Cassini went into safe mode on Nov. 2, when one bit flipped in the onboard command and data subsystem computer. The bit flip prevented the computer from registering an important instruction, and the spacecraft, as programmed, went into the standby mode. Engineers have traced the steps taken by the computer during that time and have determined that all spacecraft responses were proper, but still do not know why the bit flipped.
The flyby on Nov. 30 will bring Cassini to within about 48 kilometers (30 miles) of the surface of Enceladus. At 61 degrees north latitude, this encounter and its twin three weeks later at the same altitude and latitude, are the closest Cassini will come to the northern hemisphere surface of Enceladus during the extended Solstice mission. (Cassini's closest-ever approach to the surface occurred in October 2008, when it dipped to an altitude of 25 kilometers, or 16 miles.)

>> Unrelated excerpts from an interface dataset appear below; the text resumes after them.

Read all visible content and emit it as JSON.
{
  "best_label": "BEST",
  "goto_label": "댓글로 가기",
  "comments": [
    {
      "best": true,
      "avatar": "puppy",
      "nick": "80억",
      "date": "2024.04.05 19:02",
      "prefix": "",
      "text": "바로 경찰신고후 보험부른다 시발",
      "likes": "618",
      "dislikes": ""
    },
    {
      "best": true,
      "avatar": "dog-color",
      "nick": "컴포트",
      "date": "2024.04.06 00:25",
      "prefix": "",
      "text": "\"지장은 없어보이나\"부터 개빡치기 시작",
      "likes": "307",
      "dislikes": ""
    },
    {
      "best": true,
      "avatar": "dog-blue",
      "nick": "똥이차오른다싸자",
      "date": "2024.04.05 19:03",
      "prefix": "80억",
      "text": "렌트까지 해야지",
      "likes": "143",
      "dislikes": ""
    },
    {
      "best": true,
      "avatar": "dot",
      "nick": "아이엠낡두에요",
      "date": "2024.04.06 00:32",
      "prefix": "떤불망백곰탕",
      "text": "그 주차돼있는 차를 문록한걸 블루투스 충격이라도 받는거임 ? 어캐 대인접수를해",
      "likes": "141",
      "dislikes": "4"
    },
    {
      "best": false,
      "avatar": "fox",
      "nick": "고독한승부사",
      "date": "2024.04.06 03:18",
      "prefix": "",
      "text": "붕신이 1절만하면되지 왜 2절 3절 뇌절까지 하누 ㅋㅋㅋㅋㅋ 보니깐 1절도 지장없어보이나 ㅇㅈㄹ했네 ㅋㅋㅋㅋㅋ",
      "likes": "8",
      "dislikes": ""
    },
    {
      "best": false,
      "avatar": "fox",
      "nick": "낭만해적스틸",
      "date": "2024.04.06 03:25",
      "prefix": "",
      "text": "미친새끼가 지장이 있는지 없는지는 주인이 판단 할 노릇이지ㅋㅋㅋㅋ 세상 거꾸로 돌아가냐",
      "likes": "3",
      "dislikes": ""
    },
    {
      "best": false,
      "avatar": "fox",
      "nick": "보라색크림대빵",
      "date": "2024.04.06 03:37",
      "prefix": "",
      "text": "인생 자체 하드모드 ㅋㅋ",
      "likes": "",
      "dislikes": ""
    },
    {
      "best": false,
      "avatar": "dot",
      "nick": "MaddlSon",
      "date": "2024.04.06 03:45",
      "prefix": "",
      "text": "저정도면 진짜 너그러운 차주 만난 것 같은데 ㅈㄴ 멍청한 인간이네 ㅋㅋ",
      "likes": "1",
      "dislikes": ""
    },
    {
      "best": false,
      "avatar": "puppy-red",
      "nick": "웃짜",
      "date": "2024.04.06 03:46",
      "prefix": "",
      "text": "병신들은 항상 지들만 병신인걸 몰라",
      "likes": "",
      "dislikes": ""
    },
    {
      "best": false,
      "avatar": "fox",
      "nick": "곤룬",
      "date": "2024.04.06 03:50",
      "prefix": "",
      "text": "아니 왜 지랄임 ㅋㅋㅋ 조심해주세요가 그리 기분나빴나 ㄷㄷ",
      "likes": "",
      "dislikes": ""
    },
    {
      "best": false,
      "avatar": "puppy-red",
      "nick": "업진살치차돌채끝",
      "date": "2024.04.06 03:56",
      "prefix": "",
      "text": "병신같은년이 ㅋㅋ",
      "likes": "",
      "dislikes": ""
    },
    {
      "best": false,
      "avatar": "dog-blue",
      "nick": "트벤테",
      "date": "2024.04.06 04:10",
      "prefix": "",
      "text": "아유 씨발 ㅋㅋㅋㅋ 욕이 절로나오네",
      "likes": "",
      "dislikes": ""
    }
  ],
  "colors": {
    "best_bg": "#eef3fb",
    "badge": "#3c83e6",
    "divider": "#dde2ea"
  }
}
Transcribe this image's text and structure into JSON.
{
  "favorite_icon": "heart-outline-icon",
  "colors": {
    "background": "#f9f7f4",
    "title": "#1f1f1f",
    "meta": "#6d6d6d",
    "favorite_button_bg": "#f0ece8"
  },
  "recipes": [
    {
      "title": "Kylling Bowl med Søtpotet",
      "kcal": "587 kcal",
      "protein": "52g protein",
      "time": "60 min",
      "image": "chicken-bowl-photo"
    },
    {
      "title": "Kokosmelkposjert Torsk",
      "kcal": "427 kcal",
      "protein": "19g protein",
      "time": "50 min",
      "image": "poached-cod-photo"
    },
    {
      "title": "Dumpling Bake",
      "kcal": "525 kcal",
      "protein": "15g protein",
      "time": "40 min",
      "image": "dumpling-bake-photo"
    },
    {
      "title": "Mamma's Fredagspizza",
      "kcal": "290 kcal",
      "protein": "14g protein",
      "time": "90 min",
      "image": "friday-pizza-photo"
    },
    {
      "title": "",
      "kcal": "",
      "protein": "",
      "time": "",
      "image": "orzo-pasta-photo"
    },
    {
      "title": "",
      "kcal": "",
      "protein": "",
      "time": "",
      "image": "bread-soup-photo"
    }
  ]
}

During the closest part of the Nov. 30 flyby, Cassini's radio science subsystem will make gravity measurements. The results will be compared with those from an earlier flyby of the Enceladus south pole to understand the moon's interior structure better. Cassini's fields and particles instruments will sample the charged particle environment around Enceladus. Other instruments will capture images in visible light and other parts of the light spectrum after Cassini makes its closest approach.
The Cassini-Huygens mission is a cooperative project of NASA, the European Space Agency and the Italian Space Agency. The Jet Propulsion Laboratory, a division of the California Institute of Technology in Pasadena, manages the mission for NASA's Science Mission Directorate, Washington, D.C.
Jia-Rui C. Cook 818-354-0850
Jet Propulsion Laboratory, Pasadena, Calif.